HE LIVES IN federal prison, his prodigious gifts withering because he couldn't resist the underground culture of violence. He is a criminal. He is a victim. He is a star.
Sometime next summer, if all goes according to the desires of those who know him best, he'll obtain his release and re-enter society committed to a single goal.
Michael Vick will be motivated to prove he's not the monster you think he is.
His vehicle to redemption is football. It was his ticket to celebrity and infamy; it can be his path to salvation. Once NFL commissioner Roger Goodell allows Vick to return to the league, teams are certain to start jockeying for the services of the quarterback, who could be available before the 2009 season.
I can't think of a good reason why the Raiders wouldn't want to get in on the action.
I suspect Al Davis feels the same way, given his history of offering second chances, his fixation with former No. 1 draft picks and his obsession with athletes who run like cheetahs.
Vick would add a dynamic alternative to JaMarcus Russell, Oakland's presumed quarterback of the future. The job should be Russell's to have for as long as he can keep it. He represents a massive investment, and he possesses the raw tools to be outstanding.
But Vick, who has been clocked at 4.3 seconds in the 40, brings an entirely different approach. He was a quarterback in 2004, when he signed a 10-year, $130 million
Though Vick will spend the rest of his days tainted by controversy, and surely won't be forgiven by all, those who know him best not only hope he gets another chance but also believe he deserves one.
Arthur Blank, the owner of the Atlanta Falcons and the man who gave Vick that enormous contract, exchanges letters with his former quarterback. Falcons executive Kevin Winston visits Vick at Leavenworth Prison.
More to the point, Raiders cornerback DeAngelo Hall is in regular communication with Vick, and those coaches and players who have migrated from Atlanta to Oakland expressed a willingness to welcome Vick back to the NFL — not only because of his unique skills.

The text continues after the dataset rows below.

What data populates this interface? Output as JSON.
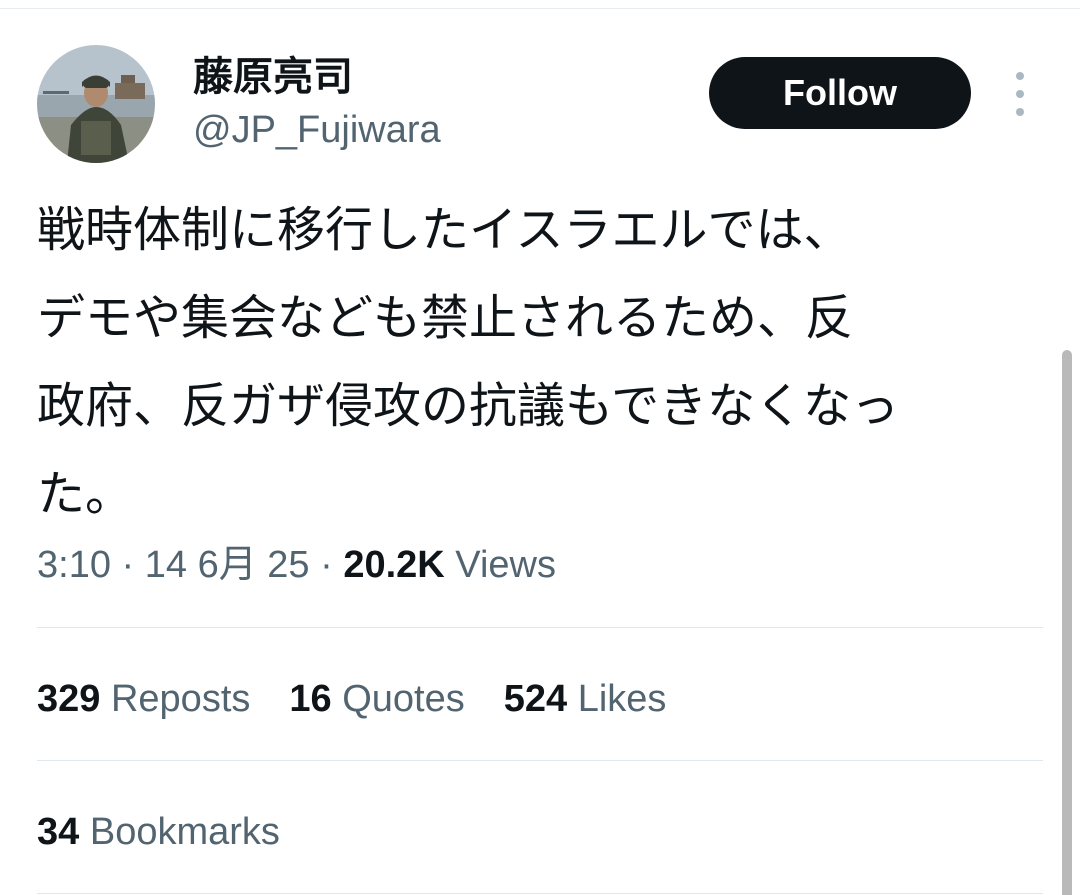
{
  "user": {
    "display_name": "藤原亮司",
    "handle": "@JP_Fujiwara",
    "avatar_icon": "profile-photo-avatar"
  },
  "actions": {
    "follow_label": "Follow",
    "more_icon": "more-vertical-icon"
  },
  "tweet": {
    "text": "戦時体制に移行したイスラエルでは、\nデモや集会なども禁止されるため、反\n政府、反ガザ侵攻の抗議もできなくなっ\nた。"
  },
  "meta": {
    "time": "3:10",
    "date": "14 6月 25",
    "separator": " · ",
    "views_count": "20.2K",
    "views_label": "Views"
  },
  "stats": {
    "reposts_count": "329",
    "reposts_label": "Reposts",
    "quotes_count": "16",
    "quotes_label": "Quotes",
    "likes_count": "524",
    "likes_label": "Likes",
    "bookmarks_count": "34",
    "bookmarks_label": "Bookmarks"
  },
  "colors": {
    "text_primary": "#0f1419",
    "text_secondary": "#536471",
    "button_bg": "#0f1419",
    "divider": "#e1e8ed"
  }
}
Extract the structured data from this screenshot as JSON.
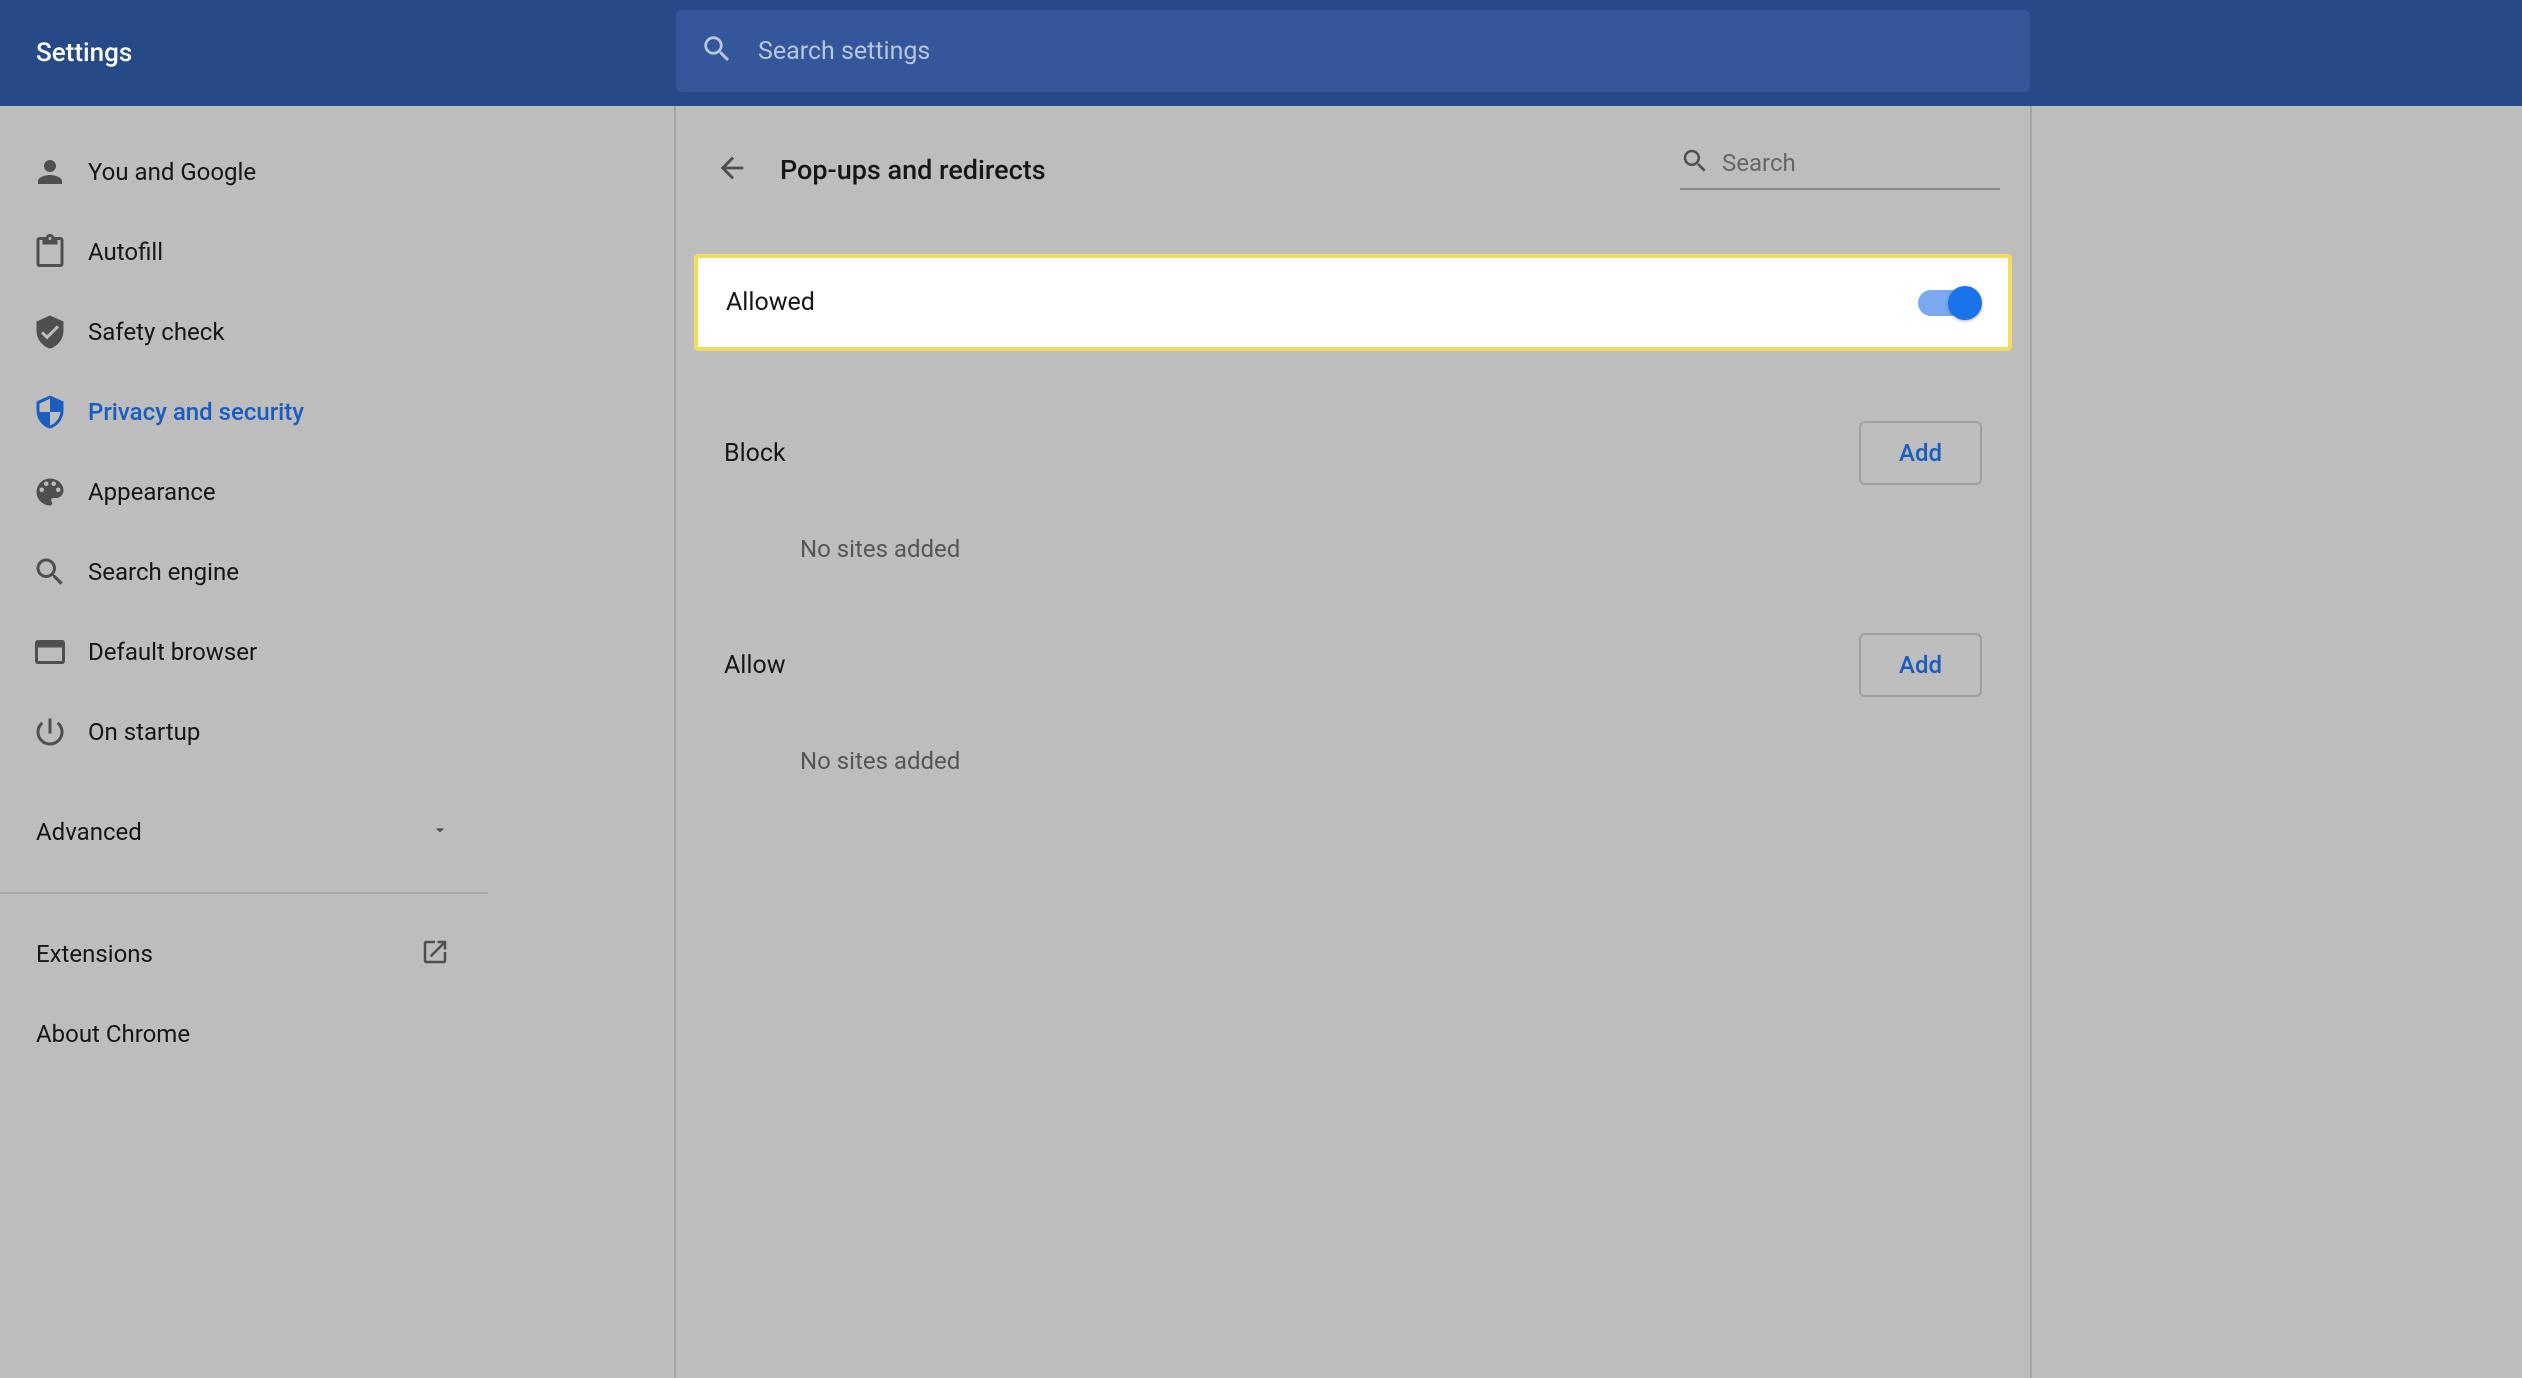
{
  "app_title": "Settings",
  "search_placeholder": "Search settings",
  "sidebar": {
    "items": [
      {
        "label": "You and Google",
        "icon": "person"
      },
      {
        "label": "Autofill",
        "icon": "clipboard"
      },
      {
        "label": "Safety check",
        "icon": "shield-check"
      },
      {
        "label": "Privacy and security",
        "icon": "shield",
        "active": true
      },
      {
        "label": "Appearance",
        "icon": "palette"
      },
      {
        "label": "Search engine",
        "icon": "search"
      },
      {
        "label": "Default browser",
        "icon": "browser"
      },
      {
        "label": "On startup",
        "icon": "power"
      }
    ],
    "advanced_label": "Advanced",
    "extensions_label": "Extensions",
    "about_label": "About Chrome"
  },
  "page": {
    "title": "Pop-ups and redirects",
    "search_placeholder": "Search",
    "allowed": {
      "label": "Allowed",
      "enabled": true
    },
    "block": {
      "heading": "Block",
      "add_button": "Add",
      "empty_message": "No sites added"
    },
    "allow": {
      "heading": "Allow",
      "add_button": "Add",
      "empty_message": "No sites added"
    }
  }
}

No, they are unanimous in their belief in the man, that he has enough innate character to understand his wrongdoing, rehabilitate and then rebound from his past to become a positive, productive member of society.
Vick is a criminal because his money funded a dogfighting ring in Virginia. Dogs were punished, tortured and killed — often for the amusement of others. As widespread as this violent activity might be, especially in rural areas, it's illegal and inhumane.

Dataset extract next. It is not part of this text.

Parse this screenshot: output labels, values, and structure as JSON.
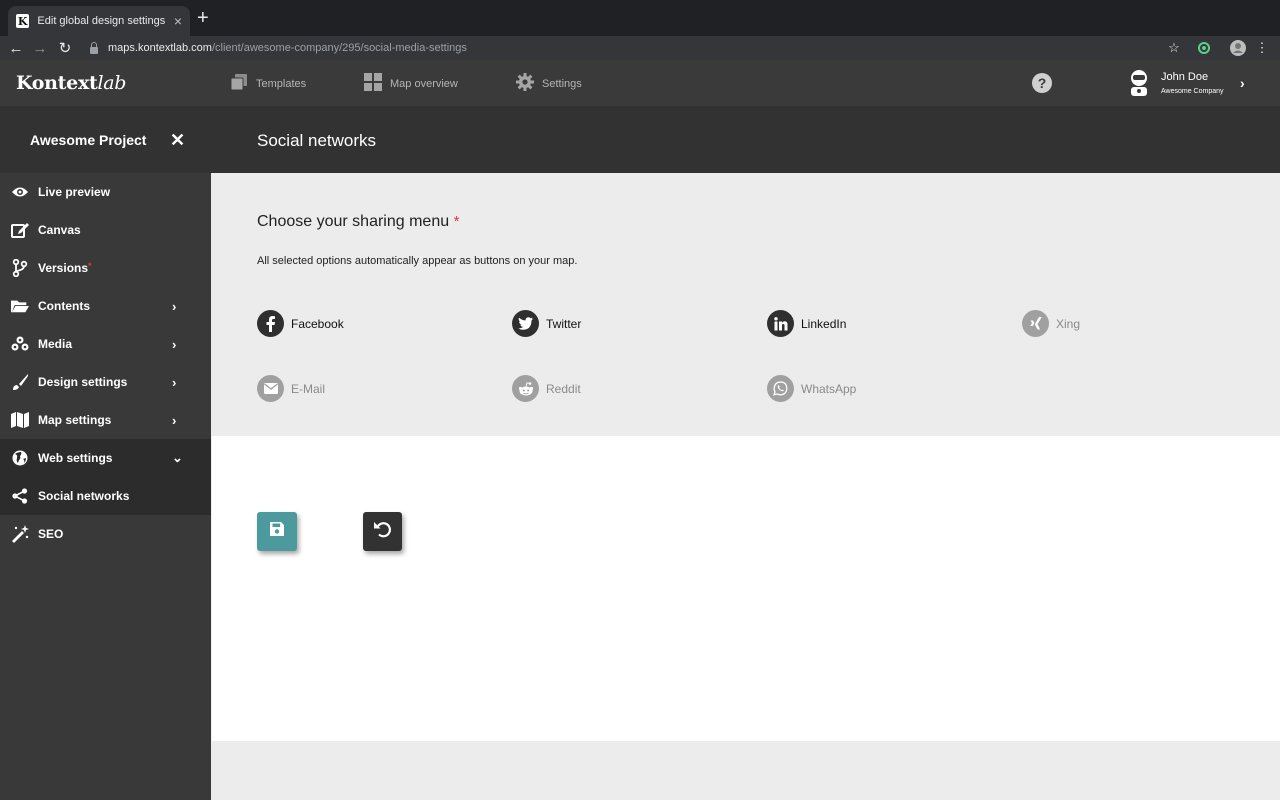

In that regard, Vick got what he deserved. He went to prison, where there is plenty of time for one to evaluate choices.
Yet Vick also is a victim. He grew up in a family that lived in the projects in Newport News, Va. Those familiar with the place referred to it as the "Bad News" section of town. Football was his way out, and it afforded him a scholarship to Virginia Tech and, eventually, the riches of the NFL.
But Vick never truly outgrew the"'hood mentality. Grow up with war, in an urban combat zone, and it's tough to shed the violent visions of childhood. They linger. Even for a millionaire athlete — especially when so many of his so-called friends either encourage or enable or, worse, insist that their fortunate brother stay tethered to the very criminal subculture he sought to escape.
Maybe now Vick will be scared straight. Maybe he's smart enough now to look back at his own stupidity and cruelty and find better ways to spend his money. Maybe Good Michael can overcome Bad Michael.
Vick's projected release date is July 20, 2009. He'll be 29 years old. Any return to the NFL would require reinstatement by Goodell. Though Atlanta is out of the question, some organizations will be curious, others keenly interested.
There are hurdles to be cleared. But if Vick passes all the right tests — shows contrition, commits to serving the community, is clean and sober — it's only natural and wise the Raiders consider bringing him to Oakland.
Contact Monte Poole at firstname.lastname@example.org.